**WHAT IS REQUIRED**
Go to the line with "Extract the structured" in the entries below and write out every line from there through the line with "What's the underlying", exactly and without pictures.
>>>>>
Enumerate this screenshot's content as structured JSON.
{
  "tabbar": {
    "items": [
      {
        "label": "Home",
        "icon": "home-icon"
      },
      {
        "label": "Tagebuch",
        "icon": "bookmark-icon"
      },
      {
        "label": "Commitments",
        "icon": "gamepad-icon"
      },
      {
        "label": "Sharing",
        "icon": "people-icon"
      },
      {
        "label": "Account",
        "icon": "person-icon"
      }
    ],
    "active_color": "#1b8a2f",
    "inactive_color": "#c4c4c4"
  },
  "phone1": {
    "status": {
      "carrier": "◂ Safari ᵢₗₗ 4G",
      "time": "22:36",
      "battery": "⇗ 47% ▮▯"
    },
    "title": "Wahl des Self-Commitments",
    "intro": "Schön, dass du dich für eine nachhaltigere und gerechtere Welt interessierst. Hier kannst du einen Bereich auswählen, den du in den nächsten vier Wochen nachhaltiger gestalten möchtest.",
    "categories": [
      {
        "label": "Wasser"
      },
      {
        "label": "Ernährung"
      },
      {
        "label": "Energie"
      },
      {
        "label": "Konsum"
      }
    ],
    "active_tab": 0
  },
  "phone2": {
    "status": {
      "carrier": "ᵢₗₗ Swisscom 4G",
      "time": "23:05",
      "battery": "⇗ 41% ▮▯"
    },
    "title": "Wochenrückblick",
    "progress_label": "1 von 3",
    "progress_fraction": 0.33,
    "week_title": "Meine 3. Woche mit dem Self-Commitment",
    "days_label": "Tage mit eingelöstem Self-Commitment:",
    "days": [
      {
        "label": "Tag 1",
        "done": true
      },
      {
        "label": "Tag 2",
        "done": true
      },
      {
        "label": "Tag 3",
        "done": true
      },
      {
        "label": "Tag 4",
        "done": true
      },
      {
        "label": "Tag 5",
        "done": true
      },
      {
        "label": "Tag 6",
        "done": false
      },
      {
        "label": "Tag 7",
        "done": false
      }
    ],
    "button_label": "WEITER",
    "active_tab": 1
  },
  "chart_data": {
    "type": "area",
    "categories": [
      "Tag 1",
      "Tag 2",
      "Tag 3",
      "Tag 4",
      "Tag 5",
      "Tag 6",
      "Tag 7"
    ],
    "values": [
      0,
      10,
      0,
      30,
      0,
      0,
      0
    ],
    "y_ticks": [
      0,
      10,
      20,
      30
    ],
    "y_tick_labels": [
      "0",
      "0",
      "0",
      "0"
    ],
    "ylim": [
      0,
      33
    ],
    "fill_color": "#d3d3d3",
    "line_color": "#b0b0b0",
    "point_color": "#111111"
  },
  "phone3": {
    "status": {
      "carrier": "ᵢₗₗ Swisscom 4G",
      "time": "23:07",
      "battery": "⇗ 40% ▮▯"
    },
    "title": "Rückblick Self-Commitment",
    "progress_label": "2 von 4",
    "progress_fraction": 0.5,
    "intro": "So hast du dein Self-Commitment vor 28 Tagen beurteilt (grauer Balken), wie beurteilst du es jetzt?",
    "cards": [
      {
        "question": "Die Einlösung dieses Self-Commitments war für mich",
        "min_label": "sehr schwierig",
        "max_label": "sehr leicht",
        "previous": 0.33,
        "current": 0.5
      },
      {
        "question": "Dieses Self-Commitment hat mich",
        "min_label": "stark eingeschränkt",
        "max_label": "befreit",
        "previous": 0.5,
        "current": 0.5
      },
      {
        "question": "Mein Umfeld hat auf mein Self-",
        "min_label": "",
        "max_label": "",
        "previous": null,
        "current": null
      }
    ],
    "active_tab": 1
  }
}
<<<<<
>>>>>
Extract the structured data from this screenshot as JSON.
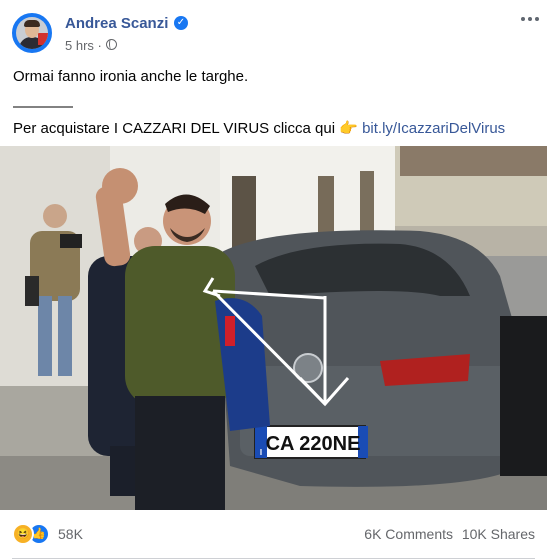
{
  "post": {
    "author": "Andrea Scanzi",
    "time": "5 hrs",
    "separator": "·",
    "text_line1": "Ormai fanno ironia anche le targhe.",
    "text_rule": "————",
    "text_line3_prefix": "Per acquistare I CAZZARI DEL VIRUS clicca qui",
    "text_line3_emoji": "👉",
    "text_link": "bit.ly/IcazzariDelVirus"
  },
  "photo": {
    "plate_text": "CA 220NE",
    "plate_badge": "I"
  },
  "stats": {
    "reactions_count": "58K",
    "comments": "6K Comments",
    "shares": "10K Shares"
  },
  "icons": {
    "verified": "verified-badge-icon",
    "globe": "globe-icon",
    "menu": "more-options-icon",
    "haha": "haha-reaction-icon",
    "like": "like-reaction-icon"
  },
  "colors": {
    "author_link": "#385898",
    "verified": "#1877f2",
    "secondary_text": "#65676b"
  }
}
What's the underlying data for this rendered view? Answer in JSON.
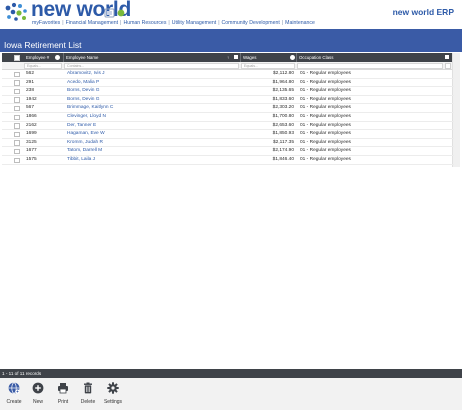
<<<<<
**OUTPUT OF THE EXERCISE**
Extract the structured data from this screenshot as JSON.
{
  "post": {
    "author": "Andrea Scanzi",
    "time": "5 hrs",
    "separator": "·",
    "text_line1": "Ormai fanno ironia anche le targhe.",
    "text_rule": "————",
    "text_line3_prefix": "Per acquistare I CAZZARI DEL VIRUS clicca qui",
    "text_line3_emoji": "👉",
    "text_link": "bit.ly/IcazzariDelVirus"
  },
  "photo": {
    "plate_text": "CA 220NE",
    "plate_badge": "I"
  },
  "stats": {
    "reactions_count": "58K",
    "comments": "6K Comments",
    "shares": "10K Shares"
  },
  "icons": {
    "verified": "verified-badge-icon",
    "globe": "globe-icon",
    "menu": "more-options-icon",
    "haha": "haha-reaction-icon",
    "like": "like-reaction-icon"
  },
  "colors": {
    "author_link": "#385898",
    "verified": "#1877f2",
    "secondary_text": "#65676b"
  }
}
What's the underlying data for this rendered view? Answer in JSON.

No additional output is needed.